ExoPC Prototype - Vigourous Testing & Review

First Impressions
Staring me in the face was this neat little glossy faced box of tricks! It was a little smaller than I had imagined, but it wasn't too small.....perhaps.

You can tell that it has been hand made as the screen doesn't sit perfectly in the surrounding bezel, and sometimes when handling the slate, the screen tends to move away from the main unit. This has something to do with why the accuracy with the screen is not 100%. Obviously we can look forward to a much better build with the final production units.

It was a little heavier than I first thought, but only because I really didn't know what to expect. Now that I’ve had it and used it for a few days I don't even notice the weight, which really isn't that much. (And is even 144 grams heavier that the FP (final production) unit).
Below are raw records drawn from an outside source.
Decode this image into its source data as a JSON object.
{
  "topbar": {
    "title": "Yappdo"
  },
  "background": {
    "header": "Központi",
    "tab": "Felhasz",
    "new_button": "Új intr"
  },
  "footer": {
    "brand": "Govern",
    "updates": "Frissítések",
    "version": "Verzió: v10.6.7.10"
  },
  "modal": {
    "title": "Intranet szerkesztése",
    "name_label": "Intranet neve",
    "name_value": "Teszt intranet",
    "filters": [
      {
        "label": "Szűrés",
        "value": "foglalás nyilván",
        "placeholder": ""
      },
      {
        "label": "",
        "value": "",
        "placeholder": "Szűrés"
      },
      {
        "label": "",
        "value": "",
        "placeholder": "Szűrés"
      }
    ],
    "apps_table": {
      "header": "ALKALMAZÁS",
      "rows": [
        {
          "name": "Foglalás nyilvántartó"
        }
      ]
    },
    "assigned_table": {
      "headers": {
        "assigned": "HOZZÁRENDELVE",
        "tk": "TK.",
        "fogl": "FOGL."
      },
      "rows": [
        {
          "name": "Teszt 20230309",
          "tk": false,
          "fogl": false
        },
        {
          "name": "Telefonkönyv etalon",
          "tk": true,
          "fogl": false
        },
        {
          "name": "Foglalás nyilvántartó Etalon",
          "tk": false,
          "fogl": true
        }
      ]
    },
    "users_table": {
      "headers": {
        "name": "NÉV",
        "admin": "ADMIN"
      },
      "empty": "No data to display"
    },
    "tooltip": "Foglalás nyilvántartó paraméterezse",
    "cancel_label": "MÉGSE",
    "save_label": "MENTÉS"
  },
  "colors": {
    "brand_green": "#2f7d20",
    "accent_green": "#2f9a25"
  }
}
About the ExoPC
The fan is almost constantly on, which is a bit of a bummer, but we know that - that will be sorted in the final production units, and will only come on when needed; however, the unit does get quite hot when on charge (naturally), I only hope that the fan that is used in the FP units is more powerful but quieter.

The ports are positioned perfectly, I wouldn't want them anywhere else on the unit. 2 x USB should be ample for most people, I don't think I ever used both in one go. The HDMI was very easy to use, as you can see in my video, and it was a crystal clear picture, no jumping, jittering and the colours were perfect. You could easily use this to extend the desktop on the unit to another monitor/HD TV. I suppose if you have a main desk but are out an about a lot, if you dock the unit to the ExoPC official dock, with a USB keyboard & mouse already connected, all you would have to do is connect up your HD monitor to the HDMI and you have yourself a desktop PC(!) ready to transform to a mobile device when called in to action.

The ExoPC does not in any way feel cheap! If anything because of the weight, (again its not too heavy), it feels solid as a rock! Like you could drop it out from under your arm and it would just bounce on the floor (not tested!) and be fine.

Even though its not the FP screen, the one in the prototype is very good........ from certain angles! When you get those angles right the screen is bright, vivid and very clear & crisp & not pixelated at all, all the corners are sharp and the rounded edges smooth, just what you want from an LCD screen.

 Using the ExoPC
Windows 7 is a marvellous work of art, it really is the best bits of all of Microsoft's attempts at creating an astounding OS over the years. The Windows UI is very good, it even has a mode for tablet devices to make thinks like buttons & icons larger for your fingers to hit them easier....... but(!) it’s just not good enough for a solely touch enabled device! Which is where the ExoPC UI layer comes to the rescue!

A couple of occasions, when I was using the ExoPC in Windows, it took me to a screen (full screen on a PDF viewer for example), I lost the start bar and no other buttons were visible, I couldn't get up the on screen keyboard to close the app or get back to the home page. That’s were you really need a ‘hard’ ‘home’ key, that takes you back to a position where you can recover the app or close it, probably just the same as the ‘show the desktop’ button in Win 7, or perhaps to bring up the Task Manager, that’s the only thing I can say that this unit is lacking. On those occasions all I could do to get back to life was to re-boot.

I docked the Exo on my desk and turned on my blue-tooth keyboard with built in touch pad. It connected in two seconds (after the initial paring on a separate occasion) and I was typing in three. I connected up my blue-tooth headphones and streamed audio from Media Player while i surfed the web. Both these peripherals were going at the same time and neither conflicted. I plugged in my external hard drive to install an app from it to the USB port and started to install. While that was happening I took my micro SD card from my phone with all my music on, put it in an SD adapter and slipped it in to the SD card slot. Within a few seconds I’d added my music to my play-list and created a new play-list to listen to. It was SO easy! SO quick and effortless.

After downloading Windows Mobile Centre I connected up my phone (HTC HD2) to the USB lead and synced it, installed an app on my phone and then disconnected it, seriously took like 30 seconds end to end. This can all obviously be done on the go too, not just sitting at a desk; on the bus, the tube/subway, in the park, at school/university there really is no limit.

At first I couldn't get the on-board GPS to work (Needed BIOS update) so I used my external blue-tooth GPS dongle (Dconnex Blue-tooth GPS), went outside and within moments I’d added the dongle to the connection list and was using a demo version of Microsoft Streets & Trips!

Author: Kevin Dark - 1/1/2009 10:00:00 AM